Exercise requirements: These entries are to be retyped in full, word for word.

─── Records to process ───

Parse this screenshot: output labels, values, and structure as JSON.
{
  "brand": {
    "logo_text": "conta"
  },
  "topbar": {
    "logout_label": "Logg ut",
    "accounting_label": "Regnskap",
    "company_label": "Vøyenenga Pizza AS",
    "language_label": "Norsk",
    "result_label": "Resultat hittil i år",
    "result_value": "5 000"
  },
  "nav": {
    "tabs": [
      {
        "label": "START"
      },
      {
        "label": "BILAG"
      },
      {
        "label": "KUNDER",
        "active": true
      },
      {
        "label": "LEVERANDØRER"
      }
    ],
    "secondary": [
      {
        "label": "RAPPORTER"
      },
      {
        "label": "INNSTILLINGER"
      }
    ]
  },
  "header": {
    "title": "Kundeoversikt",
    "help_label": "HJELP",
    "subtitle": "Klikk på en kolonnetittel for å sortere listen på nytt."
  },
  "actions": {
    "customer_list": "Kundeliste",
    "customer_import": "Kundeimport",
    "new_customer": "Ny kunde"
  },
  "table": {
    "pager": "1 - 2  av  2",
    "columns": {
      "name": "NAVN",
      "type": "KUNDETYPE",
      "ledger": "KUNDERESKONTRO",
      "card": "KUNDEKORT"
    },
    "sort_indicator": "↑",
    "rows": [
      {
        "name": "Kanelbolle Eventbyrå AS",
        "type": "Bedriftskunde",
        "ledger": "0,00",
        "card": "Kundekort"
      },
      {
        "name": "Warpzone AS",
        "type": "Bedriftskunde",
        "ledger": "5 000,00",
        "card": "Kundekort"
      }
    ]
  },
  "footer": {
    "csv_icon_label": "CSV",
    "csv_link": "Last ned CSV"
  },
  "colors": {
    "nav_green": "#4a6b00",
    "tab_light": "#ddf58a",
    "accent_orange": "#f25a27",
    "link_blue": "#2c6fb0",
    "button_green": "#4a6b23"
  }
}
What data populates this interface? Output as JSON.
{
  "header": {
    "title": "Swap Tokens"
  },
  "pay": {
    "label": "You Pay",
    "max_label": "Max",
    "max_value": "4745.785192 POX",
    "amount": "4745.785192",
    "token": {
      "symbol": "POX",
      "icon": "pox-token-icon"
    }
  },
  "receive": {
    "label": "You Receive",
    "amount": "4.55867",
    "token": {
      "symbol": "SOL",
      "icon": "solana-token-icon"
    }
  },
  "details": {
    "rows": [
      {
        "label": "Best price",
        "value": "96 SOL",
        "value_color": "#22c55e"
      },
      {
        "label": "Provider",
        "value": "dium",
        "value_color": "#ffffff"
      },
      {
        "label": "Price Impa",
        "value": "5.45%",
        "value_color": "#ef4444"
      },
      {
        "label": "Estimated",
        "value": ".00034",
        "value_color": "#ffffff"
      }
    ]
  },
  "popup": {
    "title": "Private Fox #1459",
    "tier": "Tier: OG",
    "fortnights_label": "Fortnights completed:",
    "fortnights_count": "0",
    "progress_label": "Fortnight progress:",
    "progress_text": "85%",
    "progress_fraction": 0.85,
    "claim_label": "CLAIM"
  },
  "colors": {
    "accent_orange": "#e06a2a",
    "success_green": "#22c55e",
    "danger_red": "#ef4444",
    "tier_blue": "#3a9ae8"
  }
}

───

Solution to this task:
Parse this screenshot: output labels, values, and structure as JSON.
{
  "brand": {
    "logo_text": "conta"
  },
  "topbar": {
    "logout_label": "Logg ut",
    "accounting_label": "Regnskap",
    "company_label": "Vøyenenga Pizza AS",
    "language_label": "Norsk",
    "result_label": "Resultat hittil i år",
    "result_value": "5 000"
  },
  "nav": {
    "tabs": [
      {
        "label": "START"
      },
      {
        "label": "BILAG"
      },
      {
        "label": "KUNDER",
        "active": true
      },
      {
        "label": "LEVERANDØRER"
      }
    ],
    "secondary": [
      {
        "label": "RAPPORTER"
      },
      {
        "label": "INNSTILLINGER"
      }
    ]
  },
  "header": {
    "title": "Kundeoversikt",
    "help_label": "HJELP",
    "subtitle": "Klikk på en kolonnetittel for å sortere listen på nytt."
  },
  "actions": {
    "customer_list": "Kundeliste",
    "customer_import": "Kundeimport",
    "new_customer": "Ny kunde"
  },
  "table": {
    "pager": "1 - 2  av  2",
    "columns": {
      "name": "NAVN",
      "type": "KUNDETYPE",
      "ledger": "KUNDERESKONTRO",
      "card": "KUNDEKORT"
    },
    "sort_indicator": "↑",
    "rows": [
      {
        "name": "Kanelbolle Eventbyrå AS",
        "type": "Bedriftskunde",
        "ledger": "0,00",
        "card": "Kundekort"
      },
      {
        "name": "Warpzone AS",
        "type": "Bedriftskunde",
        "ledger": "5 000,00",
        "card": "Kundekort"
      }
    ]
  },
  "footer": {
    "csv_icon_label": "CSV",
    "csv_link": "Last ned CSV"
  },
  "colors": {
    "nav_green": "#4a6b00",
    "tab_light": "#ddf58a",
    "accent_orange": "#f25a27",
    "link_blue": "#2c6fb0",
    "button_green": "#4a6b23"
  }
}
What data populates this interface? Output as JSON.
{
  "header": {
    "title": "Swap Tokens"
  },
  "pay": {
    "label": "You Pay",
    "max_label": "Max",
    "max_value": "4745.785192 POX",
    "amount": "4745.785192",
    "token": {
      "symbol": "POX",
      "icon": "pox-token-icon"
    }
  },
  "receive": {
    "label": "You Receive",
    "amount": "4.55867",
    "token": {
      "symbol": "SOL",
      "icon": "solana-token-icon"
    }
  },
  "details": {
    "rows": [
      {
        "label": "Best price",
        "value": "96 SOL",
        "value_color": "#22c55e"
      },
      {
        "label": "Provider",
        "value": "dium",
        "value_color": "#ffffff"
      },
      {
        "label": "Price Impa",
        "value": "5.45%",
        "value_color": "#ef4444"
      },
      {
        "label": "Estimated",
        "value": ".00034",
        "value_color": "#ffffff"
      }
    ]
  },
  "popup": {
    "title": "Private Fox #1459",
    "tier": "Tier: OG",
    "fortnights_label": "Fortnights completed:",
    "fortnights_count": "0",
    "progress_label": "Fortnight progress:",
    "progress_text": "85%",
    "progress_fraction": 0.85,
    "claim_label": "CLAIM"
  },
  "colors": {
    "accent_orange": "#e06a2a",
    "success_green": "#22c55e",
    "danger_red": "#ef4444",
    "tier_blue": "#3a9ae8"
  }
}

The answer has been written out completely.